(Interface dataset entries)
┄┄┄┄┄┄

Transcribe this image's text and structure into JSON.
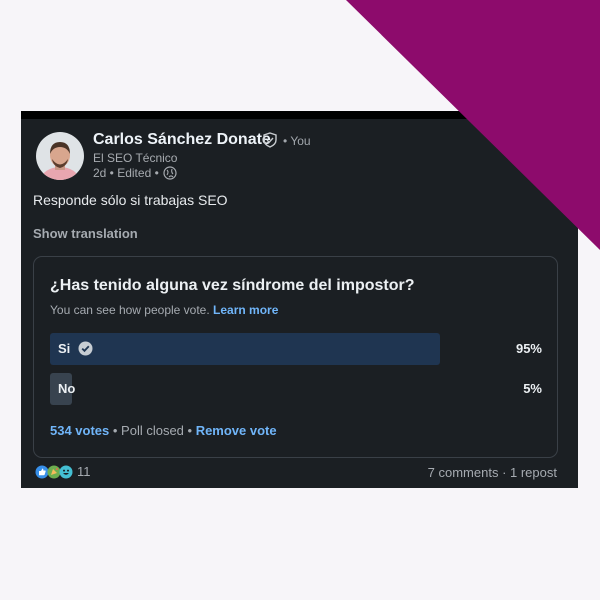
{
  "post": {
    "author_name": "Carlos Sánchez Donate",
    "you_tag": "• You",
    "headline": "El SEO Técnico",
    "time_edited": "2d • Edited •",
    "body": "Responde sólo si trabajas SEO",
    "show_translation": "Show translation"
  },
  "poll": {
    "question": "¿Has tenido alguna vez síndrome del impostor?",
    "note": "You can see how people vote.",
    "learn_more": "Learn more",
    "options": [
      {
        "label": "Si",
        "percent_text": "95%",
        "share": 0.95,
        "selected": true
      },
      {
        "label": "No",
        "percent_text": "5%",
        "share": 0.05,
        "selected": false
      }
    ],
    "votes": "534 votes",
    "status": " • Poll closed • ",
    "remove_vote": "Remove vote"
  },
  "social": {
    "reaction_icons": [
      "like-icon",
      "celebrate-icon",
      "funny-icon"
    ],
    "reaction_count": "11",
    "comments": "7 comments",
    "separator": " · ",
    "reposts": "1 repost"
  },
  "colors": {
    "accent_magenta": "#8d0b6c",
    "link_blue": "#70b5f9",
    "selected_bar": "#1f3551",
    "unselected_bar": "#38434f"
  }
}
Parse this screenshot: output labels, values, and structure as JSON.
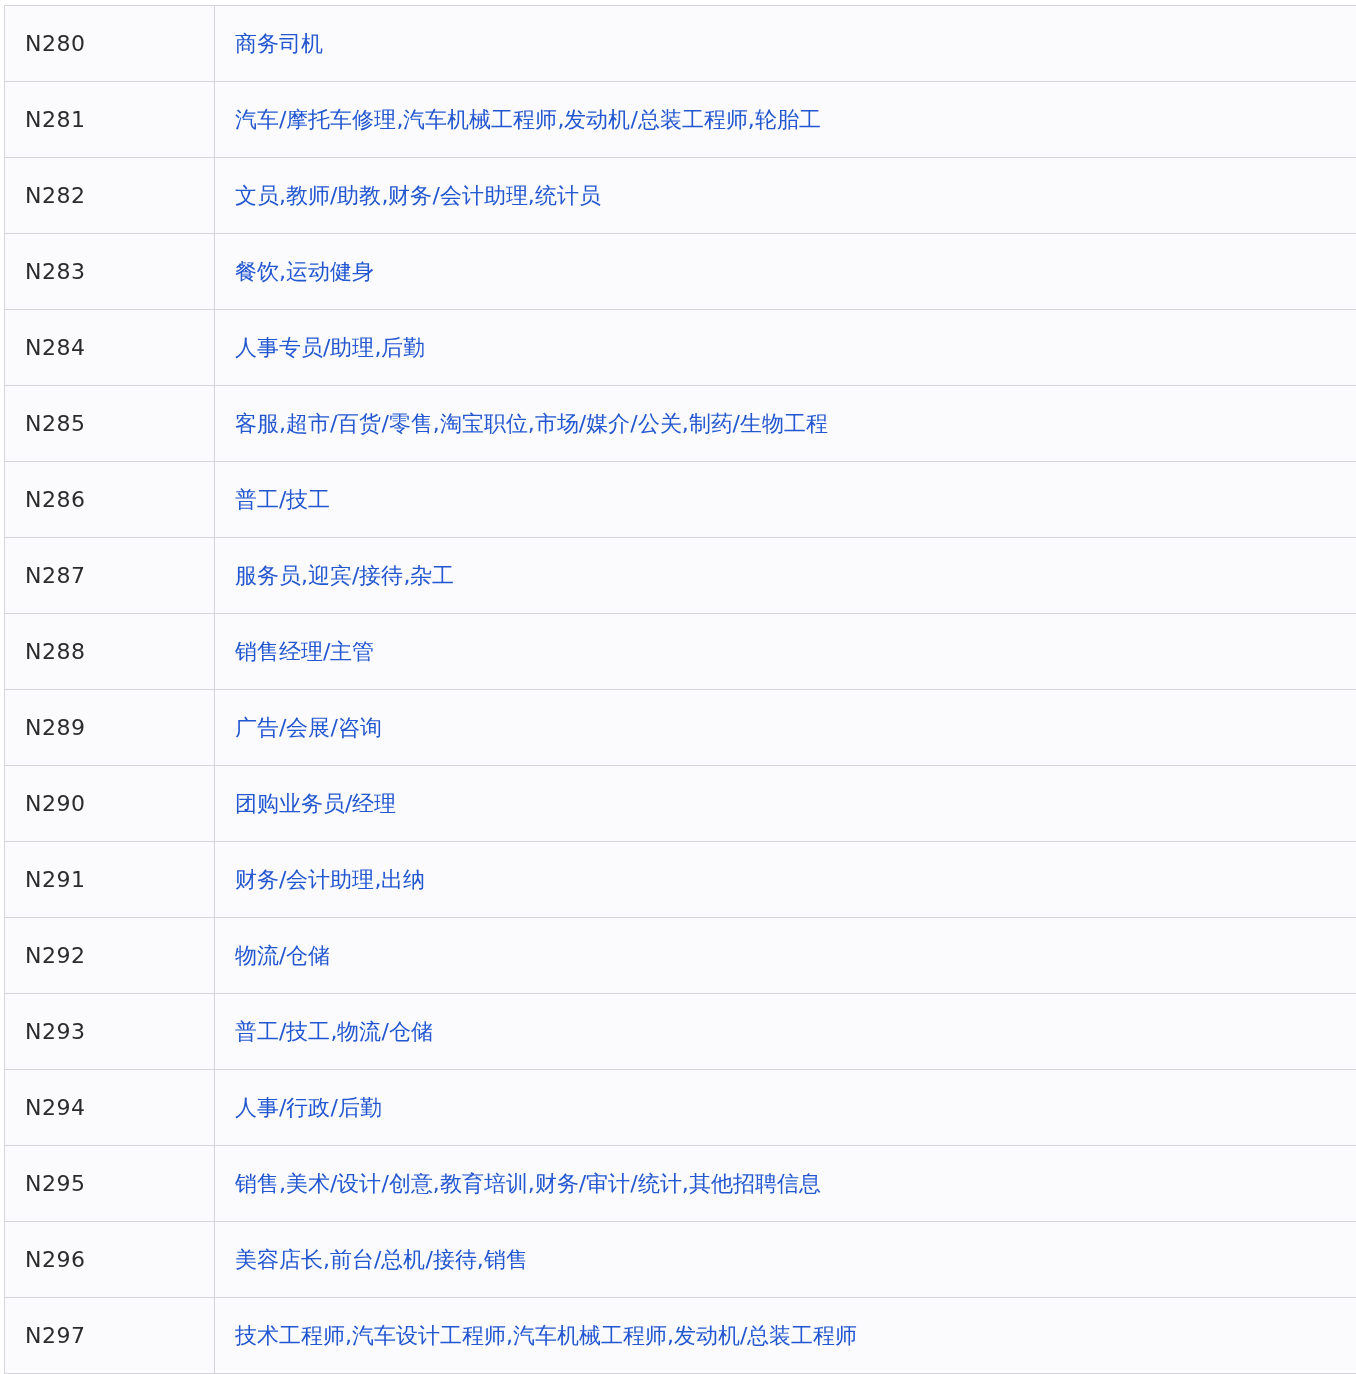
{
  "table": {
    "rows": [
      {
        "code": "N280",
        "jobs": "商务司机"
      },
      {
        "code": "N281",
        "jobs": "汽车/摩托车修理,汽车机械工程师,发动机/总装工程师,轮胎工"
      },
      {
        "code": "N282",
        "jobs": "文员,教师/助教,财务/会计助理,统计员"
      },
      {
        "code": "N283",
        "jobs": "餐饮,运动健身"
      },
      {
        "code": "N284",
        "jobs": "人事专员/助理,后勤"
      },
      {
        "code": "N285",
        "jobs": "客服,超市/百货/零售,淘宝职位,市场/媒介/公关,制药/生物工程"
      },
      {
        "code": "N286",
        "jobs": "普工/技工"
      },
      {
        "code": "N287",
        "jobs": "服务员,迎宾/接待,杂工"
      },
      {
        "code": "N288",
        "jobs": "销售经理/主管"
      },
      {
        "code": "N289",
        "jobs": "广告/会展/咨询"
      },
      {
        "code": "N290",
        "jobs": "团购业务员/经理"
      },
      {
        "code": "N291",
        "jobs": "财务/会计助理,出纳"
      },
      {
        "code": "N292",
        "jobs": "物流/仓储"
      },
      {
        "code": "N293",
        "jobs": "普工/技工,物流/仓储"
      },
      {
        "code": "N294",
        "jobs": "人事/行政/后勤"
      },
      {
        "code": "N295",
        "jobs": "销售,美术/设计/创意,教育培训,财务/审计/统计,其他招聘信息"
      },
      {
        "code": "N296",
        "jobs": "美容店长,前台/总机/接待,销售"
      },
      {
        "code": "N297",
        "jobs": "技术工程师,汽车设计工程师,汽车机械工程师,发动机/总装工程师"
      }
    ]
  }
}
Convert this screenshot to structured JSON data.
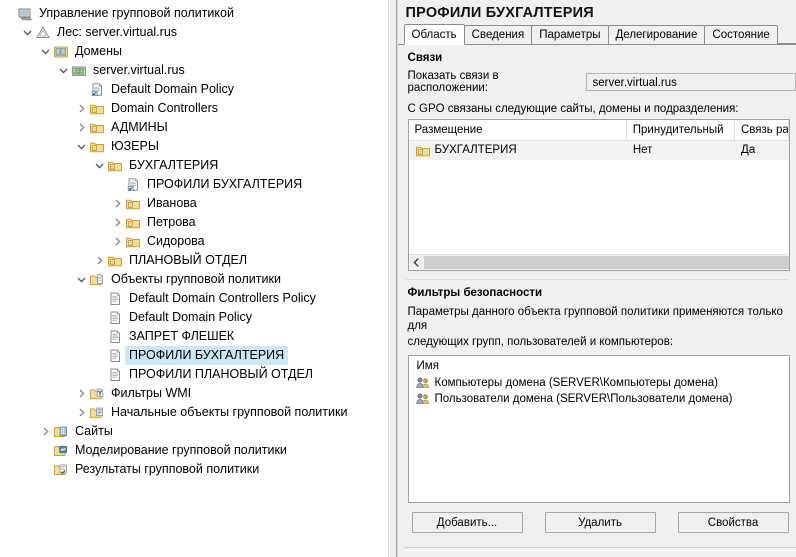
{
  "window": {
    "title": "Управление групповой политикой",
    "title_icon": "console-root-icon"
  },
  "tree": {
    "items": [
      {
        "label": "Управление групповой политикой",
        "depth": 0,
        "expander": "none",
        "icon": "console-root-icon",
        "selected": false
      },
      {
        "label": "Лес: server.virtual.rus",
        "depth": 1,
        "expander": "expanded",
        "icon": "forest-icon",
        "selected": false
      },
      {
        "label": "Домены",
        "depth": 2,
        "expander": "expanded",
        "icon": "domains-icon",
        "selected": false
      },
      {
        "label": "server.virtual.rus",
        "depth": 3,
        "expander": "expanded",
        "icon": "domain-icon",
        "selected": false
      },
      {
        "label": "Default Domain Policy",
        "depth": 4,
        "expander": "none",
        "icon": "gpo-link-icon",
        "selected": false
      },
      {
        "label": "Domain Controllers",
        "depth": 4,
        "expander": "collapsed",
        "icon": "ou-icon",
        "selected": false
      },
      {
        "label": "АДМИНЫ",
        "depth": 4,
        "expander": "collapsed",
        "icon": "ou-icon",
        "selected": false
      },
      {
        "label": "ЮЗЕРЫ",
        "depth": 4,
        "expander": "expanded",
        "icon": "ou-icon",
        "selected": false
      },
      {
        "label": "БУХГАЛТЕРИЯ",
        "depth": 5,
        "expander": "expanded",
        "icon": "ou-icon",
        "selected": false
      },
      {
        "label": "ПРОФИЛИ БУХГАЛТЕРИЯ",
        "depth": 6,
        "expander": "none",
        "icon": "gpo-link-icon",
        "selected": false
      },
      {
        "label": "Иванова",
        "depth": 6,
        "expander": "collapsed",
        "icon": "ou-icon",
        "selected": false
      },
      {
        "label": "Петрова",
        "depth": 6,
        "expander": "collapsed",
        "icon": "ou-icon",
        "selected": false
      },
      {
        "label": "Сидорова",
        "depth": 6,
        "expander": "collapsed",
        "icon": "ou-icon",
        "selected": false
      },
      {
        "label": "ПЛАНОВЫЙ ОТДЕЛ",
        "depth": 5,
        "expander": "collapsed",
        "icon": "ou-icon",
        "selected": false
      },
      {
        "label": "Объекты групповой политики",
        "depth": 4,
        "expander": "expanded",
        "icon": "gpo-folder-icon",
        "selected": false
      },
      {
        "label": "Default Domain Controllers Policy",
        "depth": 5,
        "expander": "none",
        "icon": "gpo-icon",
        "selected": false
      },
      {
        "label": "Default Domain Policy",
        "depth": 5,
        "expander": "none",
        "icon": "gpo-icon",
        "selected": false
      },
      {
        "label": "ЗАПРЕТ ФЛЕШЕК",
        "depth": 5,
        "expander": "none",
        "icon": "gpo-icon",
        "selected": false
      },
      {
        "label": "ПРОФИЛИ БУХГАЛТЕРИЯ",
        "depth": 5,
        "expander": "none",
        "icon": "gpo-icon",
        "selected": true
      },
      {
        "label": "ПРОФИЛИ ПЛАНОВЫЙ ОТДЕЛ",
        "depth": 5,
        "expander": "none",
        "icon": "gpo-icon",
        "selected": false
      },
      {
        "label": "Фильтры WMI",
        "depth": 4,
        "expander": "collapsed",
        "icon": "wmi-filter-icon",
        "selected": false
      },
      {
        "label": "Начальные объекты групповой политики",
        "depth": 4,
        "expander": "collapsed",
        "icon": "starter-gpo-icon",
        "selected": false
      },
      {
        "label": "Сайты",
        "depth": 2,
        "expander": "collapsed",
        "icon": "sites-icon",
        "selected": false
      },
      {
        "label": "Моделирование групповой политики",
        "depth": 2,
        "expander": "none",
        "icon": "gp-modeling-icon",
        "selected": false
      },
      {
        "label": "Результаты групповой политики",
        "depth": 2,
        "expander": "none",
        "icon": "gp-results-icon",
        "selected": false
      }
    ]
  },
  "details": {
    "title": "ПРОФИЛИ БУХГАЛТЕРИЯ",
    "tabs": [
      {
        "label": "Область",
        "active": true
      },
      {
        "label": "Сведения",
        "active": false
      },
      {
        "label": "Параметры",
        "active": false
      },
      {
        "label": "Делегирование",
        "active": false
      },
      {
        "label": "Состояние",
        "active": false
      }
    ],
    "links": {
      "heading": "Связи",
      "scope_label": "Показать связи в расположении:",
      "scope_value": "server.virtual.rus",
      "caption": "С GPO связаны следующие сайты, домены и подразделения:",
      "columns": [
        "Размещение",
        "Принудительный",
        "Связь разрешена"
      ],
      "rows": [
        {
          "location": "БУХГАЛТЕРИЯ",
          "enforced": "Нет",
          "link_enabled": "Да",
          "icon": "ou-icon"
        }
      ],
      "scroll_left_icon": "chevron-left-icon"
    },
    "security": {
      "heading": "Фильтры безопасности",
      "description_line1": "Параметры данного объекта групповой политики применяются только для",
      "description_line2": "следующих групп, пользователей и компьютеров:",
      "column": "Имя",
      "items": [
        {
          "name": "Компьютеры домена (SERVER\\Компьютеры домена)",
          "icon": "group-icon"
        },
        {
          "name": "Пользователи домена (SERVER\\Пользователи домена)",
          "icon": "group-icon"
        }
      ],
      "buttons": [
        {
          "label": "Добавить...",
          "name": "add-button"
        },
        {
          "label": "Удалить",
          "name": "remove-button"
        },
        {
          "label": "Свойства",
          "name": "properties-button"
        }
      ]
    }
  },
  "colors": {
    "selection": "#cce8f6",
    "folder": "#f5d98c",
    "chrome": "#f0f0f0"
  }
}
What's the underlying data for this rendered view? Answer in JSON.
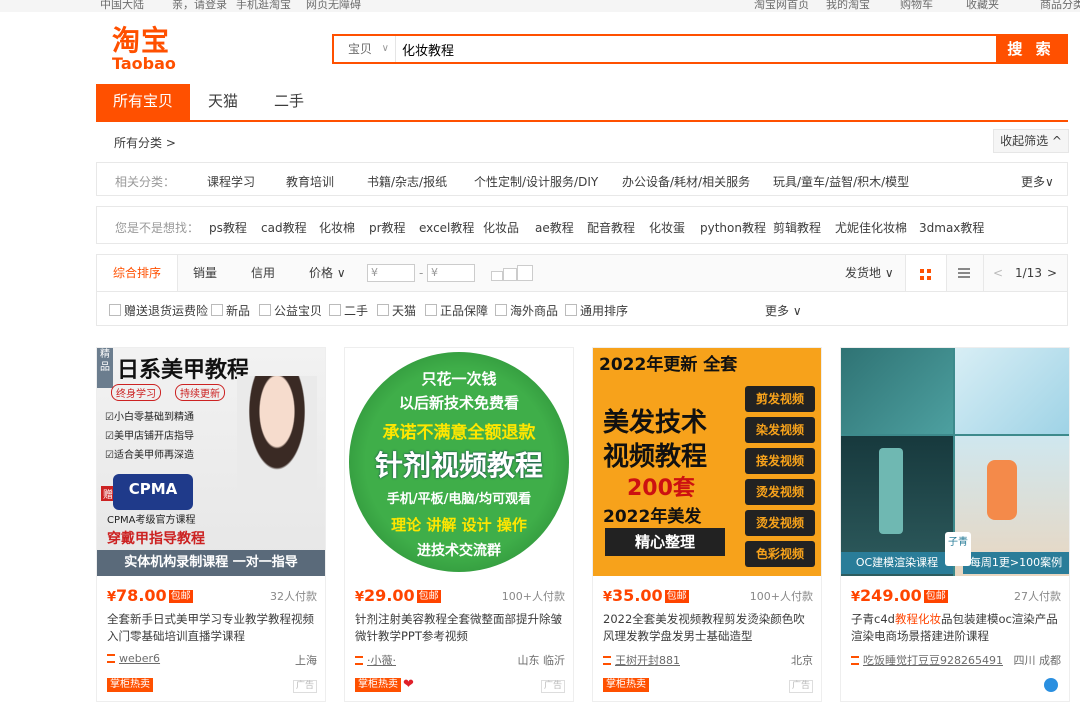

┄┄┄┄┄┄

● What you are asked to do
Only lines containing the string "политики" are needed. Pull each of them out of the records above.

● Result of the task
        "label": "Объекты групповой политики",
        "label": "Начальные объекты групповой политики",
        "label": "Моделирование групповой политики",
        "label": "Результаты групповой политики",
      "description_line1": "Параметры данного объекта групповой политики применяются только для",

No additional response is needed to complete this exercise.